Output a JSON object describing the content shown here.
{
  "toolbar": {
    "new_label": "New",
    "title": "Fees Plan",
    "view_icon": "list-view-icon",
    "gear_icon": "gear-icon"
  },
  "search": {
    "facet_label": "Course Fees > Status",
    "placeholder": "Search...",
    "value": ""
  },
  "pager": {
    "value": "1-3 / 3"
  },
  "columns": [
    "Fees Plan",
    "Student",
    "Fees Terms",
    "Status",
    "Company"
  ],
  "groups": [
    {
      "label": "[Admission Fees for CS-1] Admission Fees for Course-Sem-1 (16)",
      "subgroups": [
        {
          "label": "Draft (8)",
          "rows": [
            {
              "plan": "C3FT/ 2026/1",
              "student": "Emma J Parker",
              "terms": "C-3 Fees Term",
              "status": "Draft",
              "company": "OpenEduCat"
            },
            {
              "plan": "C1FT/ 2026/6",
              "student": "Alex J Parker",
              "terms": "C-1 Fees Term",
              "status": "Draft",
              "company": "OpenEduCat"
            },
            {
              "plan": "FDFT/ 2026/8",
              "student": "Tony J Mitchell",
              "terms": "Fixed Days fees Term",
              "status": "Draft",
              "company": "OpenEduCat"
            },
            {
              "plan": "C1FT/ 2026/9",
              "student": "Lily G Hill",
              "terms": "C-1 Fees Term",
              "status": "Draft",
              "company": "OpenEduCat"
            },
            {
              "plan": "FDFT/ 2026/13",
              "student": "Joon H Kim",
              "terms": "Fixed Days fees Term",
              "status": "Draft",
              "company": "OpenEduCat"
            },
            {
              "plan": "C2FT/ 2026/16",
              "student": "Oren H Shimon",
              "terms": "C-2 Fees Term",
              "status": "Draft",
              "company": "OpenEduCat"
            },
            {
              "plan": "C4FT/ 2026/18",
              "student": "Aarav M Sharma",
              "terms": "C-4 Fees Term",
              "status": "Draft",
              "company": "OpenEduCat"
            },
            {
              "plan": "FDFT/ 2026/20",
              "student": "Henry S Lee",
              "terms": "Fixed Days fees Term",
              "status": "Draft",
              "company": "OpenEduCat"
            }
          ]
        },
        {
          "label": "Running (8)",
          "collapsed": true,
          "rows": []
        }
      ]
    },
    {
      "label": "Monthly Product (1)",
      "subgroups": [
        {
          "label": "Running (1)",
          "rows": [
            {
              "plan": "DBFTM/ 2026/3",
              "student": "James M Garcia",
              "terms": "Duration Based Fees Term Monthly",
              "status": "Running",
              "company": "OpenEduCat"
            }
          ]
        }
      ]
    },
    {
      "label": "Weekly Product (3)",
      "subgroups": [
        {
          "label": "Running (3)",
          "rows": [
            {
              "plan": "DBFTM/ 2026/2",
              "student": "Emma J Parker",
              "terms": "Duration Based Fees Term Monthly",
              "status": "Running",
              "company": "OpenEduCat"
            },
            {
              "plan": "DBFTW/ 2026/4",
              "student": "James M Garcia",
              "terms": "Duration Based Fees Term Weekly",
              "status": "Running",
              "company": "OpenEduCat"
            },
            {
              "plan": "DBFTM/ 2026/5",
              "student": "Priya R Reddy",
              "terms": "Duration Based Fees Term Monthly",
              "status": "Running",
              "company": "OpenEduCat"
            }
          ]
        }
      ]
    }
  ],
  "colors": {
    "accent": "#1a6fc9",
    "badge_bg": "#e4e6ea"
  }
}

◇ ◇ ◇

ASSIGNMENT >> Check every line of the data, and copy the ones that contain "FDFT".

WORKED SOLUTION >>
              "plan": "FDFT/ 2026/8",
              "plan": "FDFT/ 2026/13",
              "plan": "FDFT/ 2026/20",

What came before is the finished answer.